Target profitability, however, is still a couple of years away and depends on whether significant changes are made to the market.
“As we have stated previously, we expect a five-year path to stability. 2016 was year 3. After starting on the wrong foot in 2014, and deteriorating further in 2015, we are seeing the first signs in 2016 that this market could be manageable for most health insurers,” the analysts wrote.
“If the market continues unaffected, with a few fixes rather than an overhaul, we expect 2018, or year 5 of the ACA individual market, to be one of gradual improvement, with more insurers reporting positive (albeit low single-digit) margins,” they added.
In light of the recently announced exits by several insurers, the analysts said some states could have counties with no insurer on the exchange next year—a problem that could grow worse “if the uncertainty around market rules and [cost-sharing reduction] subsidies isn’t clarified sooner rather than later.” They also noted an observed correlation between states opting not to expand their Medicaid program and low insurer participation on the exchanges.
The analysts anticipate seeing some increase in premium rates next year as insurers continue to adjust their products and pricing, but in the absence of substantial changes to the market, premiums should increase “at a far lower clip than in 2017.”

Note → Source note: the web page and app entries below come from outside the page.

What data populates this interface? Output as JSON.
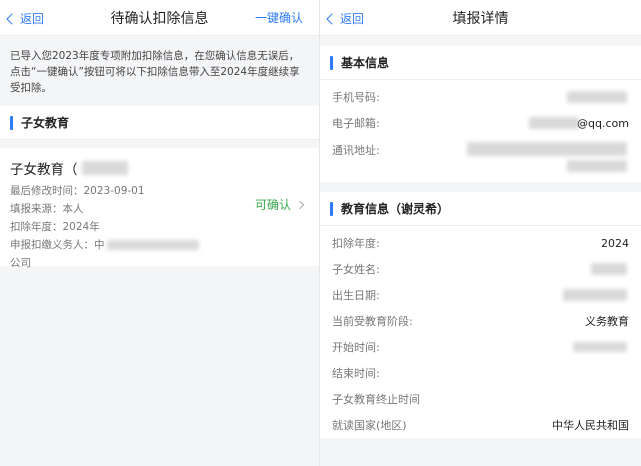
{
  "left": {
    "nav": {
      "back_label": "返回",
      "title": "待确认扣除信息",
      "action_label": "一键确认"
    },
    "notice": "已导入您2023年度专项附加扣除信息，在您确认信息无误后，点击“一键确认”按钮可将以下扣除信息带入至2024年度继续享受扣除。",
    "section_title": "子女教育",
    "card": {
      "title": "子女教育（",
      "rows": [
        {
          "label": "最后修改时间：",
          "value": "2023-09-01"
        },
        {
          "label": "填报来源：",
          "value": "本人"
        },
        {
          "label": "扣除年度：",
          "value": "2024年"
        },
        {
          "label": "申报扣缴义务人：",
          "value": "中"
        }
      ],
      "tail": "公司",
      "status": "可确认"
    }
  },
  "right": {
    "nav": {
      "back_label": "返回",
      "title": "填报详情"
    },
    "basic": {
      "title": "基本信息",
      "phone_label": "手机号码:",
      "email_label": "电子邮箱:",
      "email_tail": "@qq.com",
      "address_label": "通讯地址:"
    },
    "edu": {
      "title": "教育信息（谢灵希）",
      "rows": [
        {
          "label": "扣除年度:",
          "value": "2024"
        },
        {
          "label": "子女姓名:",
          "value": ""
        },
        {
          "label": "出生日期:",
          "value": ""
        },
        {
          "label": "当前受教育阶段:",
          "value": "义务教育"
        },
        {
          "label": "开始时间:",
          "value": ""
        },
        {
          "label": "结束时间:",
          "value": ""
        },
        {
          "label": "子女教育终止时间",
          "value": ""
        },
        {
          "label": "就读国家(地区)",
          "value": "中华人民共和国"
        }
      ]
    }
  }
}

The individual market is still in the early stage of development, and is thus still “somewhat fragile,” they explained. “Every time something new (and potentially disruptive) is thrown into the works, it impedes the individual market’s path to stability.”